- [Supplied data]
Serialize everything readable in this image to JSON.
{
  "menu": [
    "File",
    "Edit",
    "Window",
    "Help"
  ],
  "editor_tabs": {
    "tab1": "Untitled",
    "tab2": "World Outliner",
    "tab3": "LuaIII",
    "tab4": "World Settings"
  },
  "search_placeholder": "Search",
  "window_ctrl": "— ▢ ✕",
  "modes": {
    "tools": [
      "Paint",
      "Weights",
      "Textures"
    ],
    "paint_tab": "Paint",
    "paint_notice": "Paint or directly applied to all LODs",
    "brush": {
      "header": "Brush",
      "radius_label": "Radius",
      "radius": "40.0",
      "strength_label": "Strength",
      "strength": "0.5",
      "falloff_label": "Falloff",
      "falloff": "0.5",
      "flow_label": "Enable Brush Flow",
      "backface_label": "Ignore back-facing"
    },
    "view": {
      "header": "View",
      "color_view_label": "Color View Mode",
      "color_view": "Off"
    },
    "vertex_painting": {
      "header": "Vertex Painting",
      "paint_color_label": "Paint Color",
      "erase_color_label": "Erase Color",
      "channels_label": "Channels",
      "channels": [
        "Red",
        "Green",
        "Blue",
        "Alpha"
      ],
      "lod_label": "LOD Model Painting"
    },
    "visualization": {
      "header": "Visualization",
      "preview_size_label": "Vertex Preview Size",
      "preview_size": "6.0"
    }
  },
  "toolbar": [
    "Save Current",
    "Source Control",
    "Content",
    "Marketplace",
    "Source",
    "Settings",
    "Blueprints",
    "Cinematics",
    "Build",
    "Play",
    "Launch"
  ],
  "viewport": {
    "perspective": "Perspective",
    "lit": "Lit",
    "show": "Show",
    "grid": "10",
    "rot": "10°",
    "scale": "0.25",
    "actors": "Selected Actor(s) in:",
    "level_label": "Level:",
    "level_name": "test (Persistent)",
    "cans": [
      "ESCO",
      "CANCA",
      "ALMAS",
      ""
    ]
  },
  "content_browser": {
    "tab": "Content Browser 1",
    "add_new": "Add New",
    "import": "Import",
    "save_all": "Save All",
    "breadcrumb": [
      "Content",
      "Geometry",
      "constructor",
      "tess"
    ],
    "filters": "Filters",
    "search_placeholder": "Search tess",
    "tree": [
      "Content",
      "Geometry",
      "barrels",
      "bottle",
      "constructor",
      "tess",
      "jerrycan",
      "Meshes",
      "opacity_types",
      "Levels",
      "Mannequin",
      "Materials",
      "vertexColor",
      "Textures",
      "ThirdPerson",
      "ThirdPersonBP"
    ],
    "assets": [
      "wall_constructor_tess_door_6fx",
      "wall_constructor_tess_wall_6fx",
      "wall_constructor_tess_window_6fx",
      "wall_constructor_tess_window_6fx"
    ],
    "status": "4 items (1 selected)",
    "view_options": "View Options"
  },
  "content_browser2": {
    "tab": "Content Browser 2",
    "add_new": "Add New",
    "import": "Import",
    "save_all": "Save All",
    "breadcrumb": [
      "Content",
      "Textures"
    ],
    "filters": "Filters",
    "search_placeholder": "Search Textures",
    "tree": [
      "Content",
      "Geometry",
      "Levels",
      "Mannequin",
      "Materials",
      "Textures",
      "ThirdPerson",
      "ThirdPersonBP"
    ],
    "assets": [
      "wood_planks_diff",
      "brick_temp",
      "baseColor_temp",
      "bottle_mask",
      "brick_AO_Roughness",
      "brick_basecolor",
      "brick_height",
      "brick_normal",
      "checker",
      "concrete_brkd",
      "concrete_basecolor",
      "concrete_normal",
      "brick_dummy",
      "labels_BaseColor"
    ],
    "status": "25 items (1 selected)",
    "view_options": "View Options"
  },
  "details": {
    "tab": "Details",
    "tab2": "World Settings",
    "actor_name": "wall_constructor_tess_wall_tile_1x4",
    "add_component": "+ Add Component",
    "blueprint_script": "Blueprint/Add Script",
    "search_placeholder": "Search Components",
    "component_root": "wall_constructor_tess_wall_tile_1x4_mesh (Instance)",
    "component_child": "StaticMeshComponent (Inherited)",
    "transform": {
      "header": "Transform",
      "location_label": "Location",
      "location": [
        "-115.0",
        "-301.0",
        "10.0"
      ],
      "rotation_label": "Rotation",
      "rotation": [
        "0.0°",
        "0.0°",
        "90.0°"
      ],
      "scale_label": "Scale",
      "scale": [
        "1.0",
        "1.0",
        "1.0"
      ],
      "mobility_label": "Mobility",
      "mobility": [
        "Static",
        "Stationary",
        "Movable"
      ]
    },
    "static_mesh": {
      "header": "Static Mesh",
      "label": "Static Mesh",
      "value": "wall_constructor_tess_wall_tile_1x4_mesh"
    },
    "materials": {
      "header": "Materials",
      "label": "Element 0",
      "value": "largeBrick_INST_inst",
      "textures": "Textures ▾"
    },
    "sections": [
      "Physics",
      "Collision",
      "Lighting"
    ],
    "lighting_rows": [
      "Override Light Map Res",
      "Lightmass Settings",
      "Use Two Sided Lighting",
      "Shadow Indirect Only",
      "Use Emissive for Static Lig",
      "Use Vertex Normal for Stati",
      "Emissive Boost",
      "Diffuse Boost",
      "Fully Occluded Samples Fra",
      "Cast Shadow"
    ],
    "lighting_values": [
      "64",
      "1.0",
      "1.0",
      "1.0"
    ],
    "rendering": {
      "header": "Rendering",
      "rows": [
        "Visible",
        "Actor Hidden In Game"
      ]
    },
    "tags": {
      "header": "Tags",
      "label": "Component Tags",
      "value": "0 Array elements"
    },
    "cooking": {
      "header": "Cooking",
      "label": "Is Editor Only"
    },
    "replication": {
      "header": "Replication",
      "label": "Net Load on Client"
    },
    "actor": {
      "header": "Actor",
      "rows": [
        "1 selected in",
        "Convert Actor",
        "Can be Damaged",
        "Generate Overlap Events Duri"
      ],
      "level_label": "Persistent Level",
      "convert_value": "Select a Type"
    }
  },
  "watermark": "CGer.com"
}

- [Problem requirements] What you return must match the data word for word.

- [Written reply]
Serialize everything readable in this image to JSON.
{
  "menu": [
    "File",
    "Edit",
    "Window",
    "Help"
  ],
  "editor_tabs": {
    "tab1": "Untitled",
    "tab2": "World Outliner",
    "tab3": "LuaIII",
    "tab4": "World Settings"
  },
  "search_placeholder": "Search",
  "window_ctrl": "— ▢ ✕",
  "modes": {
    "tools": [
      "Paint",
      "Weights",
      "Textures"
    ],
    "paint_tab": "Paint",
    "paint_notice": "Paint or directly applied to all LODs",
    "brush": {
      "header": "Brush",
      "radius_label": "Radius",
      "radius": "40.0",
      "strength_label": "Strength",
      "strength": "0.5",
      "falloff_label": "Falloff",
      "falloff": "0.5",
      "flow_label": "Enable Brush Flow",
      "backface_label": "Ignore back-facing"
    },
    "view": {
      "header": "View",
      "color_view_label": "Color View Mode",
      "color_view": "Off"
    },
    "vertex_painting": {
      "header": "Vertex Painting",
      "paint_color_label": "Paint Color",
      "erase_color_label": "Erase Color",
      "channels_label": "Channels",
      "channels": [
        "Red",
        "Green",
        "Blue",
        "Alpha"
      ],
      "lod_label": "LOD Model Painting"
    },
    "visualization": {
      "header": "Visualization",
      "preview_size_label": "Vertex Preview Size",
      "preview_size": "6.0"
    }
  },
  "toolbar": [
    "Save Current",
    "Source Control",
    "Content",
    "Marketplace",
    "Source",
    "Settings",
    "Blueprints",
    "Cinematics",
    "Build",
    "Play",
    "Launch"
  ],
  "viewport": {
    "perspective": "Perspective",
    "lit": "Lit",
    "show": "Show",
    "grid": "10",
    "rot": "10°",
    "scale": "0.25",
    "actors": "Selected Actor(s) in:",
    "level_label": "Level:",
    "level_name": "test (Persistent)",
    "cans": [
      "ESCO",
      "CANCA",
      "ALMAS",
      ""
    ]
  },
  "content_browser": {
    "tab": "Content Browser 1",
    "add_new": "Add New",
    "import": "Import",
    "save_all": "Save All",
    "breadcrumb": [
      "Content",
      "Geometry",
      "constructor",
      "tess"
    ],
    "filters": "Filters",
    "search_placeholder": "Search tess",
    "tree": [
      "Content",
      "Geometry",
      "barrels",
      "bottle",
      "constructor",
      "tess",
      "jerrycan",
      "Meshes",
      "opacity_types",
      "Levels",
      "Mannequin",
      "Materials",
      "vertexColor",
      "Textures",
      "ThirdPerson",
      "ThirdPersonBP"
    ],
    "assets": [
      "wall_constructor_tess_door_6fx",
      "wall_constructor_tess_wall_6fx",
      "wall_constructor_tess_window_6fx",
      "wall_constructor_tess_window_6fx"
    ],
    "status": "4 items (1 selected)",
    "view_options": "View Options"
  },
  "content_browser2": {
    "tab": "Content Browser 2",
    "add_new": "Add New",
    "import": "Import",
    "save_all": "Save All",
    "breadcrumb": [
      "Content",
      "Textures"
    ],
    "filters": "Filters",
    "search_placeholder": "Search Textures",
    "tree": [
      "Content",
      "Geometry",
      "Levels",
      "Mannequin",
      "Materials",
      "Textures",
      "ThirdPerson",
      "ThirdPersonBP"
    ],
    "assets": [
      "wood_planks_diff",
      "brick_temp",
      "baseColor_temp",
      "bottle_mask",
      "brick_AO_Roughness",
      "brick_basecolor",
      "brick_height",
      "brick_normal",
      "checker",
      "concrete_brkd",
      "concrete_basecolor",
      "concrete_normal",
      "brick_dummy",
      "labels_BaseColor"
    ],
    "status": "25 items (1 selected)",
    "view_options": "View Options"
  },
  "details": {
    "tab": "Details",
    "tab2": "World Settings",
    "actor_name": "wall_constructor_tess_wall_tile_1x4",
    "add_component": "+ Add Component",
    "blueprint_script": "Blueprint/Add Script",
    "search_placeholder": "Search Components",
    "component_root": "wall_constructor_tess_wall_tile_1x4_mesh (Instance)",
    "component_child": "StaticMeshComponent (Inherited)",
    "transform": {
      "header": "Transform",
      "location_label": "Location",
      "location": [
        "-115.0",
        "-301.0",
        "10.0"
      ],
      "rotation_label": "Rotation",
      "rotation": [
        "0.0°",
        "0.0°",
        "90.0°"
      ],
      "scale_label": "Scale",
      "scale": [
        "1.0",
        "1.0",
        "1.0"
      ],
      "mobility_label": "Mobility",
      "mobility": [
        "Static",
        "Stationary",
        "Movable"
      ]
    },
    "static_mesh": {
      "header": "Static Mesh",
      "label": "Static Mesh",
      "value": "wall_constructor_tess_wall_tile_1x4_mesh"
    },
    "materials": {
      "header": "Materials",
      "label": "Element 0",
      "value": "largeBrick_INST_inst",
      "textures": "Textures ▾"
    },
    "sections": [
      "Physics",
      "Collision",
      "Lighting"
    ],
    "lighting_rows": [
      "Override Light Map Res",
      "Lightmass Settings",
      "Use Two Sided Lighting",
      "Shadow Indirect Only",
      "Use Emissive for Static Lig",
      "Use Vertex Normal for Stati",
      "Emissive Boost",
      "Diffuse Boost",
      "Fully Occluded Samples Fra",
      "Cast Shadow"
    ],
    "lighting_values": [
      "64",
      "1.0",
      "1.0",
      "1.0"
    ],
    "rendering": {
      "header": "Rendering",
      "rows": [
        "Visible",
        "Actor Hidden In Game"
      ]
    },
    "tags": {
      "header": "Tags",
      "label": "Component Tags",
      "value": "0 Array elements"
    },
    "cooking": {
      "header": "Cooking",
      "label": "Is Editor Only"
    },
    "replication": {
      "header": "Replication",
      "label": "Net Load on Client"
    },
    "actor": {
      "header": "Actor",
      "rows": [
        "1 selected in",
        "Convert Actor",
        "Can be Damaged",
        "Generate Overlap Events Duri"
      ],
      "level_label": "Persistent Level",
      "convert_value": "Select a Type"
    }
  },
  "watermark": "CGer.com"
}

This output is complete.